_Task statement:_ Report every line below that holds the word "name".

_Dataset:_
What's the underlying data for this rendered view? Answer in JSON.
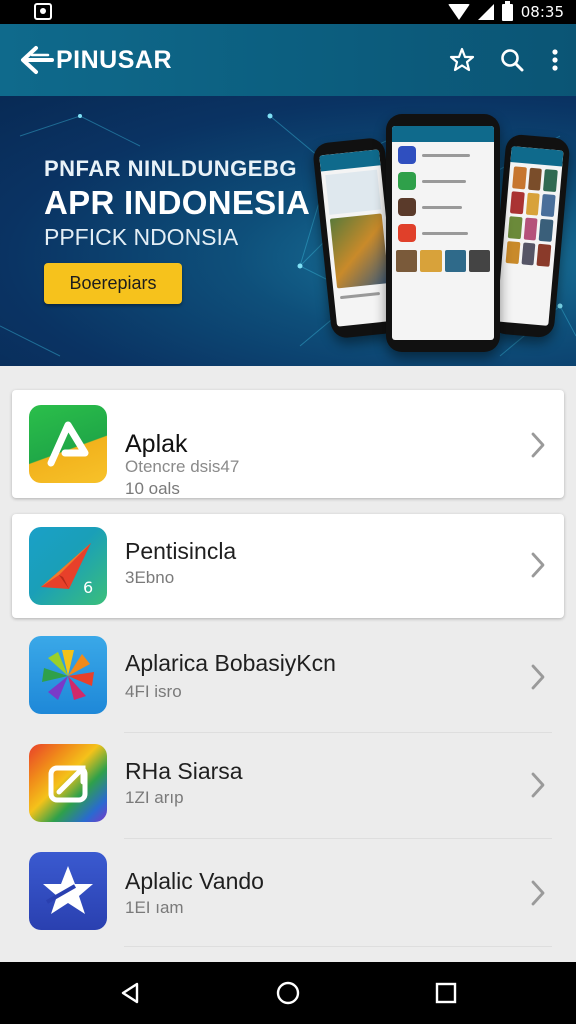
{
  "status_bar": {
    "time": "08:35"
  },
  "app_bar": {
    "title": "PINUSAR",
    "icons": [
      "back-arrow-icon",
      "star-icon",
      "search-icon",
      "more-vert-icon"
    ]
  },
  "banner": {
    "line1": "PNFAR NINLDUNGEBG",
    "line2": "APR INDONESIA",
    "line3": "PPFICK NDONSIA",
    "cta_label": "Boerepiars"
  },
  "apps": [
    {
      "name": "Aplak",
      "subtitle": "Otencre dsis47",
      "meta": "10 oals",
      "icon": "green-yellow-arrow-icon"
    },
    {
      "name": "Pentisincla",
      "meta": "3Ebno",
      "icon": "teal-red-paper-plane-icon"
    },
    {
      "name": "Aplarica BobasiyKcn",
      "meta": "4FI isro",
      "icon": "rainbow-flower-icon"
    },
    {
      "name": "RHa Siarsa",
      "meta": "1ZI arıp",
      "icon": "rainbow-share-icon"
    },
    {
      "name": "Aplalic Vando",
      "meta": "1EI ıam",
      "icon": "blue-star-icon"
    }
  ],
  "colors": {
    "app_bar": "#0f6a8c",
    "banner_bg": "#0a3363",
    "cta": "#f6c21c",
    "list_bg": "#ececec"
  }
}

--

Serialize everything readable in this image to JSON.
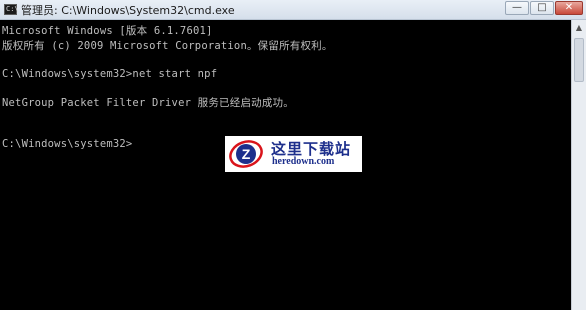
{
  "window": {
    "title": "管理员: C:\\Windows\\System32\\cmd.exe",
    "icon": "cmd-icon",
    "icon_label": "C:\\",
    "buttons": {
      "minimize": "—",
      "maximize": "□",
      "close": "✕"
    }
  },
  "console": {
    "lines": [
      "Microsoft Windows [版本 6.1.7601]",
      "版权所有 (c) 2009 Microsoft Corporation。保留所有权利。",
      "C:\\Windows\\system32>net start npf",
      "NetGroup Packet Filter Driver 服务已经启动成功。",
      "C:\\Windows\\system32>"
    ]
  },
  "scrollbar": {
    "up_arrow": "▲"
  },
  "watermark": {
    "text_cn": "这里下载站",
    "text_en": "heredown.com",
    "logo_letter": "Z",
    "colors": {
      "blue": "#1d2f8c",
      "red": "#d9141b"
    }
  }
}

_Solution to the problem:_
      "name": "Aplak",
      "name": "Pentisincla",
      "name": "Aplarica BobasiyKcn",
      "name": "RHa Siarsa",
      "name": "Aplalic Vando",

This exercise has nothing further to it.